“Before my Frances there was my Meredith: the mother of my sons, one living, one not.
I loved her enough to help her die, when her affliction, far crueler than my own, had stolen all but breath and speech from her body.
This I have come to understand as lovemaking of another kind, a final journey one takes together, as much as a part of the weave of human life as the feel of damp linens and paling light on an afternoon when you have conceived a child.
And though this is the one thing I know that maybe not everyone else does, I have never told the story.”
The Summer Guest
by: Justin Cronin
When I read that, my world paused for a moment.
I read it again, I pondered its meaning, and then I thought of the men in my life whom I loved.
And as I read it yet again, the name of the one man whom I loved – in that powerful way that Harry loved – floated into my consciousness.
We are curious creatures, we humans, capable of so much affection for so many individuals.
Perhaps that is why the Bible says very clearly to guard our hearts.
Perhaps we must guard them – not only from the evil that would invade them – but from the love that would overtake them…?
No, that makes no sense.
God is love.
We do not err in loving a person,
we err when we take wholesome emotion into an arena that should never so much as see our shadow.
Love is pure unless we pervert it.
And it has no idea what a wall is, or a boundary, or a borderline.
Harry, in this sweet book, loved three women.
His deceased wife.
His current wife.
And a woman named Lucy.
During his wife’s illness, Harry would take one week a year to go away and regroup.
He left the real world, and its responsibilities, disappearing into the solitude of a remote fishing camp in Maine and there, Harry would rest, and fish, and think only of the lake, the quiet, and the “right now”.
After his refreshing he would go back home to care for his wife – tending to her – reading to her when she was too weak to hold a book or newspaper on her own – loving her, “enough to help her die”.
But in Maine – once a year – he would see Lucy, the waitress in the restaurant at the fishing camp who dated, and eventually married, the owner’s son.
Harry never made an overture.
He respected her.
He respected his vows.
He respected his wife.
But he loved.
He loved Lucy who was young, and precious, and twenty-one years his junior.
And Lucy loved Harry back…
– almost from first glance –
but she never told him.
They never spoke of it.
Each of them knew!
He would eat in the restaurant and they would exchange pleasant conversation as if nothing deeper existed.

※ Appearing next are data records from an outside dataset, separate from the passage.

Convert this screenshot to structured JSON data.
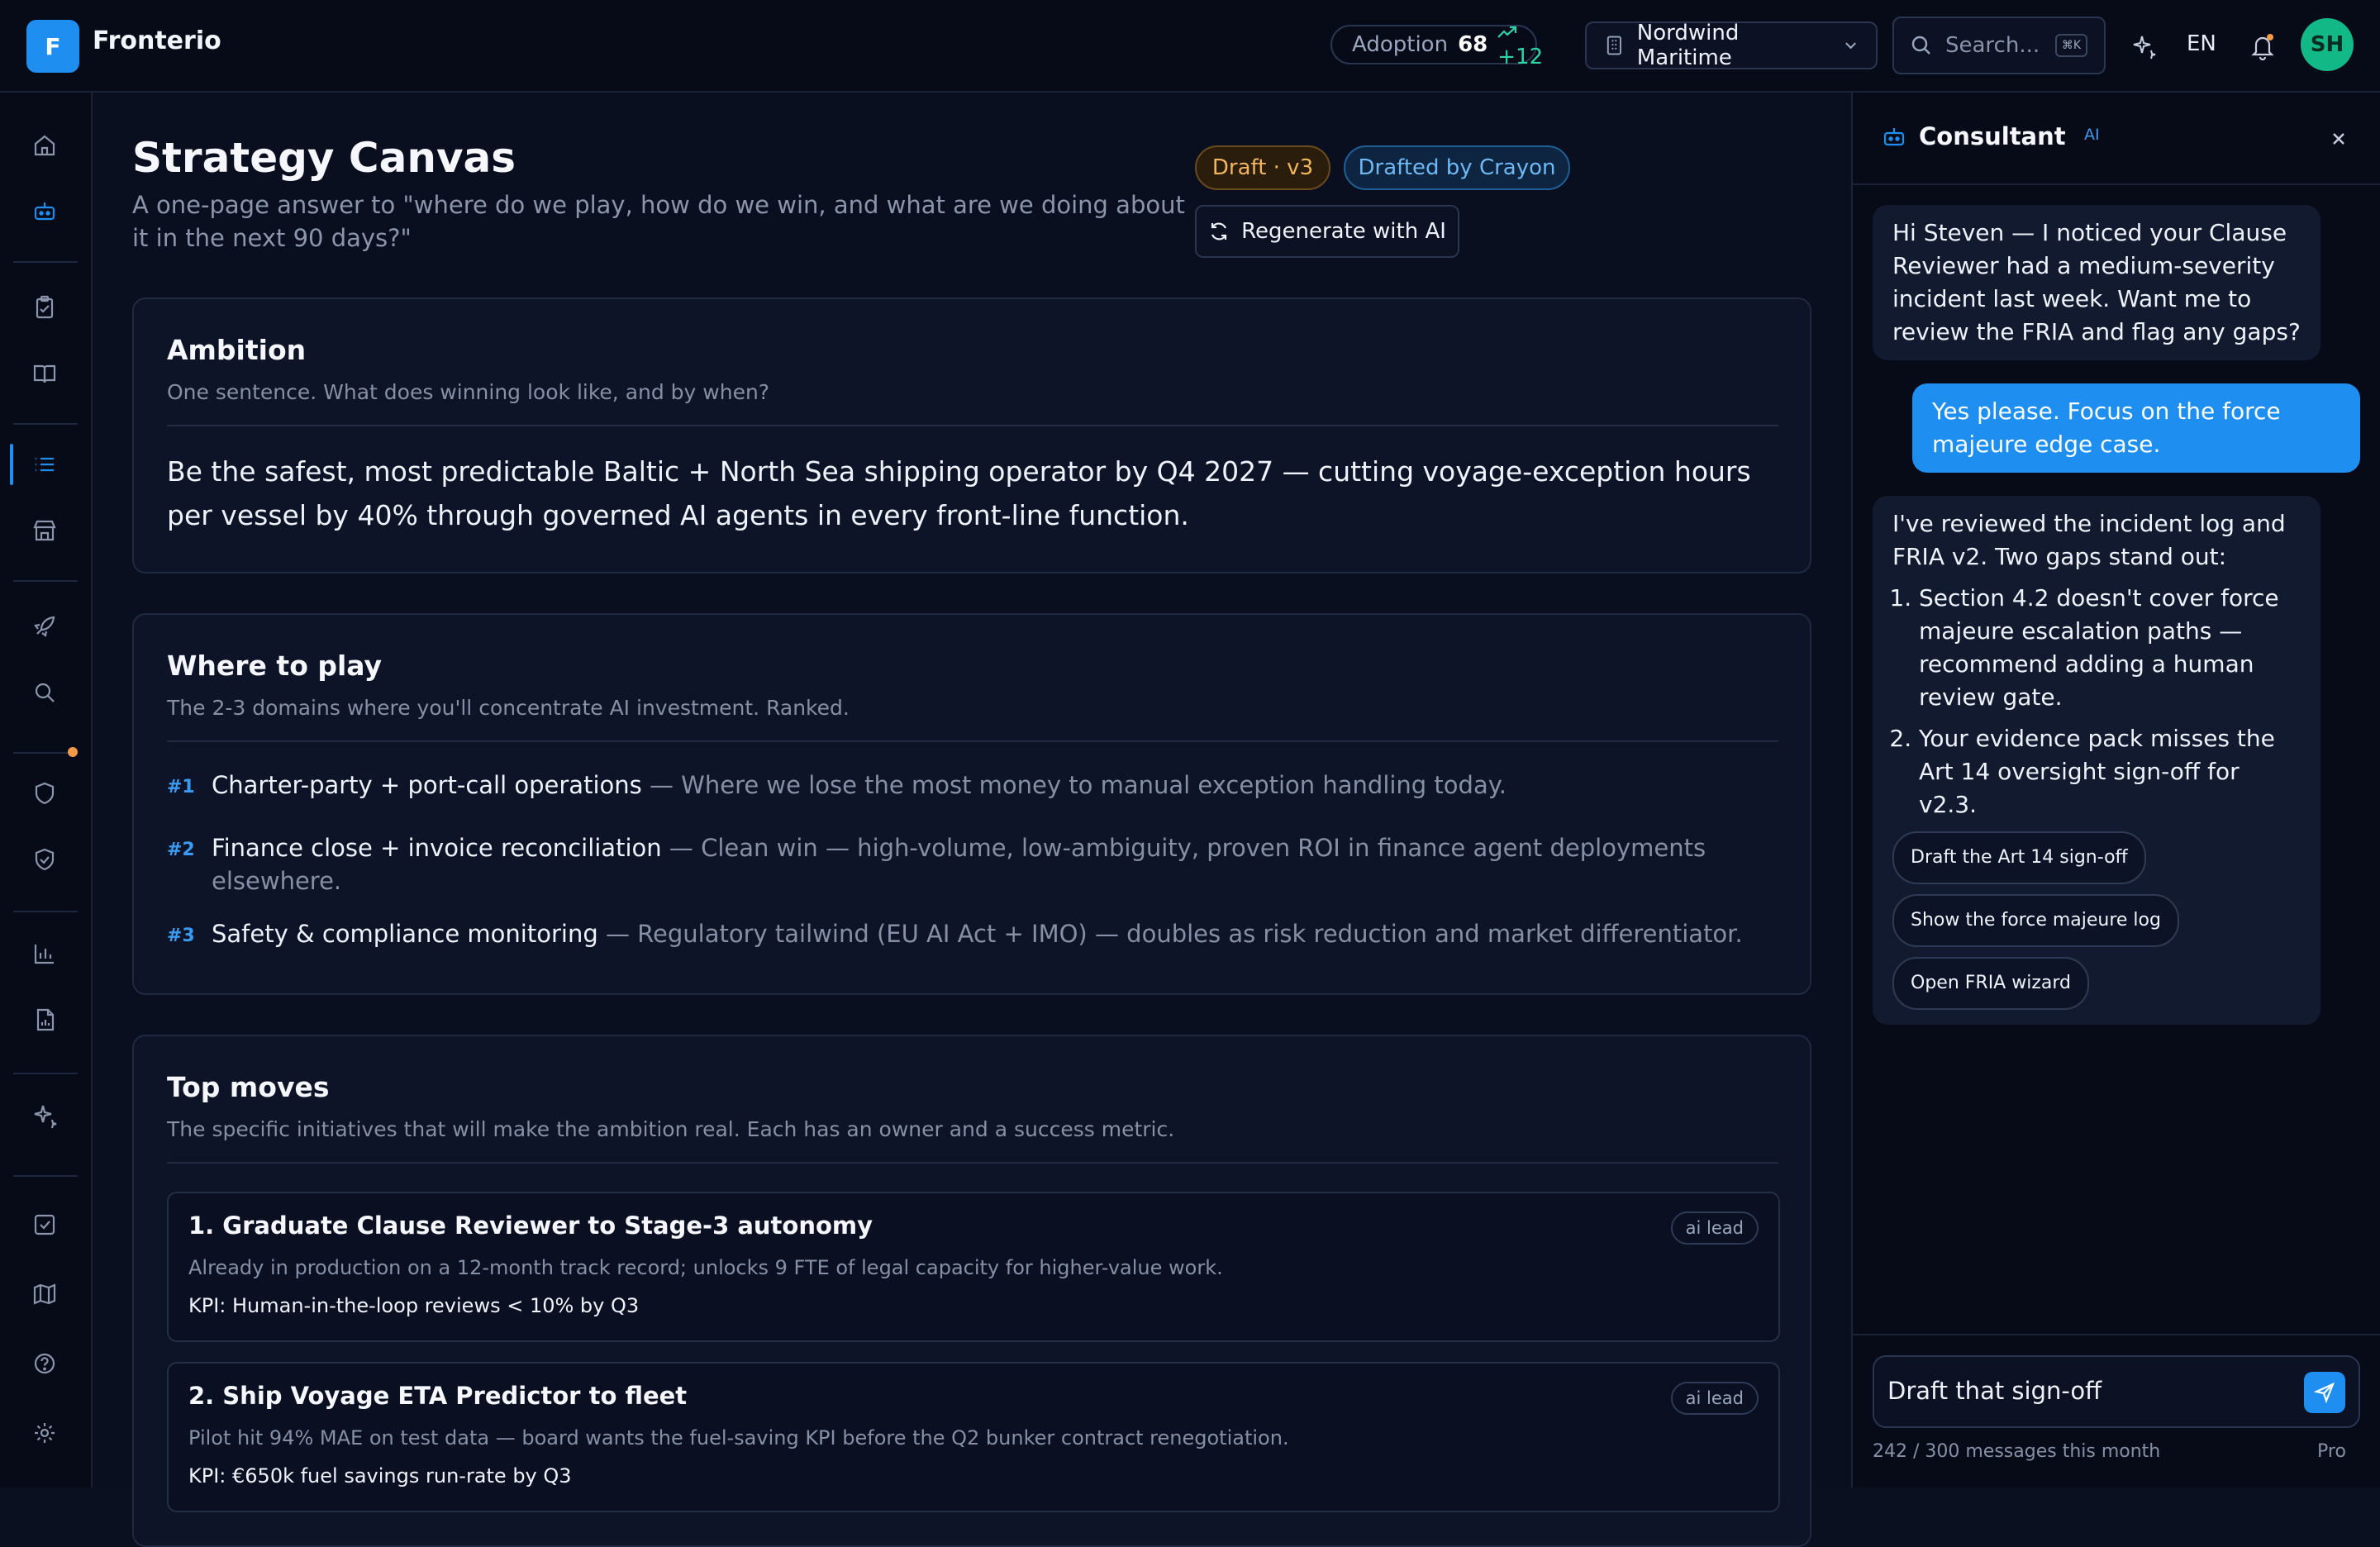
{
  "app": {
    "logo_letter": "F",
    "name": "Fronterio"
  },
  "topbar": {
    "adoption_label": "Adoption",
    "adoption_value": "68",
    "adoption_delta": "+12",
    "org_name": "Nordwind Maritime",
    "search_placeholder": "Search...",
    "search_shortcut": "⌘K",
    "language": "EN",
    "avatar_initials": "SH"
  },
  "sidebar": {
    "icons": [
      "home-icon",
      "robot-icon",
      "clipboard-icon",
      "book-icon",
      "list-icon",
      "archive-icon",
      "rocket-icon",
      "search-icon",
      "shield-icon",
      "shield-check-icon",
      "bar-chart-icon",
      "report-icon",
      "sparkle-icon",
      "checkbox-icon",
      "map-icon",
      "help-icon",
      "settings-icon"
    ],
    "active": "list-icon"
  },
  "page": {
    "title": "Strategy Canvas",
    "subtitle": "A one-page answer to \"where do we play, how do we win, and what are we doing about it in the next 90 days?\"",
    "status_badge": "Draft · v3",
    "author_badge": "Drafted by Crayon",
    "regenerate_label": "Regenerate with AI"
  },
  "ambition": {
    "heading": "Ambition",
    "hint": "One sentence. What does winning look like, and by when?",
    "text": "Be the safest, most predictable Baltic + North Sea shipping operator by Q4 2027 — cutting voyage-exception hours per vessel by 40% through governed AI agents in every front-line function."
  },
  "where_to_play": {
    "heading": "Where to play",
    "hint": "The 2-3 domains where you'll concentrate AI investment. Ranked.",
    "items": [
      {
        "rank": "#1",
        "name": "Charter-party + port-call operations",
        "reason": " — Where we lose the most money to manual exception handling today."
      },
      {
        "rank": "#2",
        "name": "Finance close + invoice reconciliation",
        "reason": " — Clean win — high-volume, low-ambiguity, proven ROI in finance agent deployments elsewhere."
      },
      {
        "rank": "#3",
        "name": "Safety & compliance monitoring",
        "reason": " — Regulatory tailwind (EU AI Act + IMO) — doubles as risk reduction and market differentiator."
      }
    ]
  },
  "top_moves": {
    "heading": "Top moves",
    "hint": "The specific initiatives that will make the ambition real. Each has an owner and a success metric.",
    "items": [
      {
        "title": "1. Graduate Clause Reviewer to Stage-3 autonomy",
        "tag": "ai lead",
        "desc": "Already in production on a 12-month track record; unlocks 9 FTE of legal capacity for higher-value work.",
        "kpi": "KPI: Human-in-the-loop reviews < 10% by Q3"
      },
      {
        "title": "2. Ship Voyage ETA Predictor to fleet",
        "tag": "ai lead",
        "desc": "Pilot hit 94% MAE on test data — board wants the fuel-saving KPI before the Q2 bunker contract renegotiation.",
        "kpi": "KPI: €650k fuel savings run-rate by Q3"
      }
    ]
  },
  "consultant": {
    "title": "Consultant",
    "ai_tag": "AI",
    "messages": [
      {
        "role": "ai",
        "text": "Hi Steven — I noticed your Clause Reviewer had a medium-severity incident last week. Want me to review the FRIA and flag any gaps?"
      },
      {
        "role": "user",
        "text": "Yes please. Focus on the force majeure edge case."
      },
      {
        "role": "ai",
        "text": "I've reviewed the incident log and FRIA v2. Two gaps stand out:",
        "points": [
          "Section 4.2 doesn't cover force majeure escalation paths — recommend adding a human review gate.",
          "Your evidence pack misses the Art 14 oversight sign-off for v2.3."
        ],
        "chips": [
          "Draft the Art 14 sign-off",
          "Show the force majeure log",
          "Open FRIA wizard"
        ]
      }
    ],
    "input_value": "Draft that sign-off",
    "quota": "242 / 300 messages this month",
    "plan": "Pro"
  },
  "colors": {
    "accent": "#1e8ff0",
    "success": "#2dd4a7",
    "warning": "#f2b45c",
    "background": "#0a0f1f"
  }
}
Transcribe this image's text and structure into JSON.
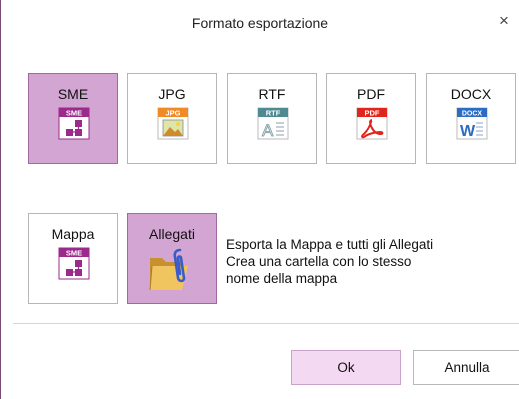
{
  "dialog": {
    "title": "Formato esportazione",
    "close_glyph": "×"
  },
  "formats": [
    {
      "label": "SME",
      "icon": "sme-file-icon",
      "badge": "SME",
      "selected": true
    },
    {
      "label": "JPG",
      "icon": "jpg-file-icon",
      "badge": "JPG",
      "selected": false
    },
    {
      "label": "RTF",
      "icon": "rtf-file-icon",
      "badge": "RTF",
      "selected": false
    },
    {
      "label": "PDF",
      "icon": "pdf-file-icon",
      "badge": "PDF",
      "selected": false
    },
    {
      "label": "DOCX",
      "icon": "docx-file-icon",
      "badge": "DOCX",
      "selected": false
    }
  ],
  "options": [
    {
      "label": "Mappa",
      "icon": "sme-file-icon",
      "badge": "SME",
      "selected": false
    },
    {
      "label": "Allegati",
      "icon": "folder-paperclip-icon",
      "selected": true
    }
  ],
  "description": {
    "lines": [
      "Esporta la Mappa e tutti gli Allegati",
      "Crea una cartella con lo stesso",
      "nome della mappa"
    ]
  },
  "buttons": {
    "ok_label": "Ok",
    "cancel_label": "Annulla"
  },
  "colors": {
    "accent_selected": "#d3a5d3",
    "ok_button_bg": "#f3d9f1",
    "sme_purple": "#9b2a8c",
    "jpg_orange": "#f08a24",
    "rtf_teal": "#4f8a93",
    "pdf_red": "#e0261c",
    "docx_blue": "#2b6cc4",
    "folder_yellow": "#e9b64a",
    "clip_blue": "#3a5cc8"
  }
}
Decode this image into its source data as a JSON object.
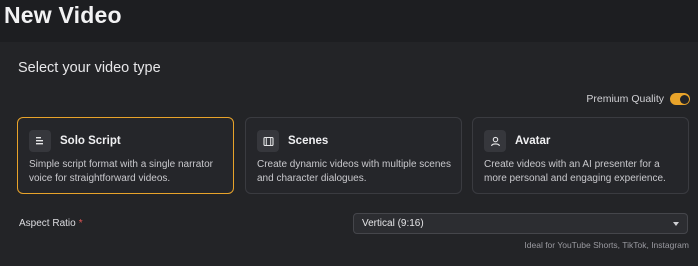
{
  "header": {
    "title": "New Video"
  },
  "main": {
    "section_title": "Select your video type",
    "premium": {
      "label": "Premium Quality",
      "enabled": true
    },
    "video_types": [
      {
        "title": "Solo Script",
        "description": "Simple script format with a single narrator voice for straightforward videos.",
        "icon": "script-lines-icon",
        "selected": true
      },
      {
        "title": "Scenes",
        "description": "Create dynamic videos with multiple scenes and character dialogues.",
        "icon": "film-icon",
        "selected": false
      },
      {
        "title": "Avatar",
        "description": "Create videos with an AI presenter for a more personal and engaging experience.",
        "icon": "person-icon",
        "selected": false
      }
    ],
    "aspect_ratio": {
      "label": "Aspect Ratio",
      "required_mark": "*",
      "value": "Vertical (9:16)",
      "hint": "Ideal for YouTube Shorts, TikTok, Instagram"
    }
  },
  "colors": {
    "accent": "#e8a32a",
    "background": "#1d1e21",
    "required": "#e25555"
  }
}
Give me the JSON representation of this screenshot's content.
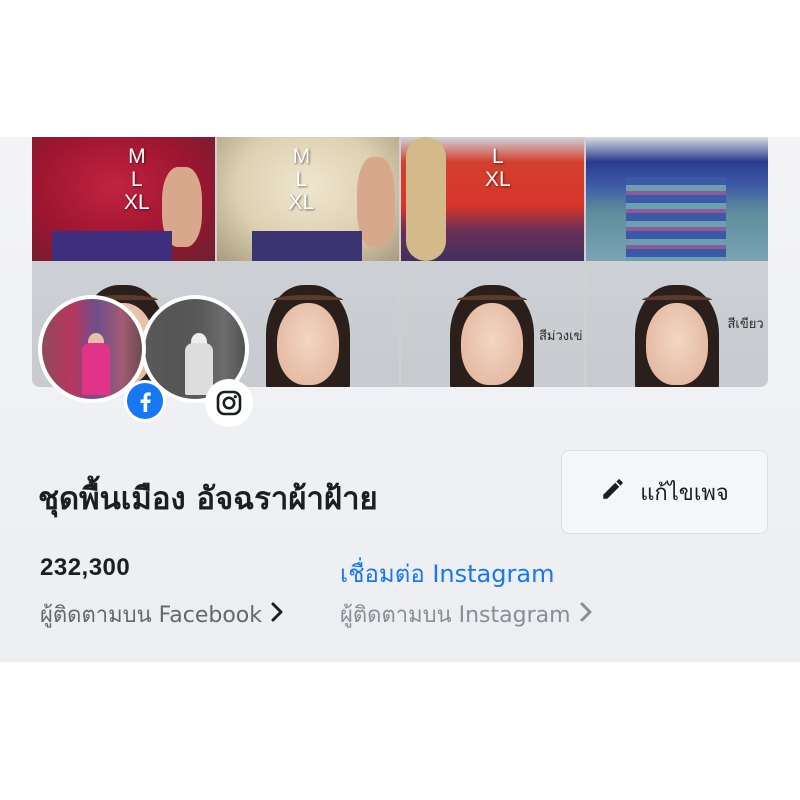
{
  "page": {
    "name": "ชุดพื้นเมือง อัจฉราผ้าฝ้าย",
    "edit_button_label": "แก้ไขเพจ"
  },
  "cover": {
    "tiles_top": [
      {
        "sizes": "M\nL\nXL"
      },
      {
        "sizes": "M\nL\nXL"
      },
      {
        "sizes": "L\nXL"
      },
      {
        "sizes": ""
      }
    ],
    "captions": [
      "สีม่วงเข่",
      "สีเขียว"
    ]
  },
  "stats": {
    "facebook_followers": "232,300",
    "facebook_label": "ผู้ติดตามบน Facebook",
    "instagram_connect": "เชื่อมต่อ Instagram",
    "instagram_label": "ผู้ติดตามบน Instagram"
  },
  "colors": {
    "facebook_blue": "#1877f2",
    "link_blue": "#1877f2",
    "text_primary": "#1c1e21",
    "text_secondary": "#65676b"
  },
  "icons": {
    "facebook_badge": "facebook-icon",
    "instagram_badge": "instagram-icon",
    "edit": "pencil-icon",
    "chevron": "chevron-right-icon"
  }
}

They never spoke of their feelings for one another because it was impossible to act on them.
In this book about Harry and Lucy and several other very important characters, Harry continues this trip – once a year – to Maine, loving Lucy quietly from a distance.
And that speaks to me.
This love that two people shared in their hearts for one another over three decades…
Years that passed by – that washed over them without ceasing – like the waters that washed over the dam near the lake that was their refuge,
the lake near the camp that was their security, their salvation, their heaven.
This powerful, undying, unspoken love lived inside of them and never died.
A glowing coal in each of their hearts slept beneath ash for fifty-one weeks out of the year, coming to life at the first glance of the individual who breathed it into existence in the first place.
We, here on this planet, we love.
It is what we do.
And Love knows no boundary line.
It does not see a border.
Nor is it easily quenched.
It isn’t supposed to be.
Harry guarded his heart.
Lucy guarded her heart.
They never acted on the affection that consumed them, but it existed even so, and this concept – this truth about love – it is keeping me alive.
I love like Harry loved Lucy – not because I am stubborn, and not because I am stupid – but because love lives inside of each one of us and it doesn’t go away.
I am not unique.
I am human.
You – are human too.
Love is that coal that slumbers unseen beneath the ashes of everyday responsibilities and unfair circumstances that can prevent two soul mates from being together.
It is that coal that bursts into flame upon
It refuses to die.
I am glad.
I don’t know if I would want a love to live inside of me that was easily snuffed out.
I would disrespect it.
I would disrespect myself for having it.
But it isn’t such a flimsy thing as that.
It lives – beneath the ash of my own circumstance, even though, in my ignorance, I tried to douse the flame.
And like Harry,
I will let it,
For I have come to understand…
I have no choice in the matter..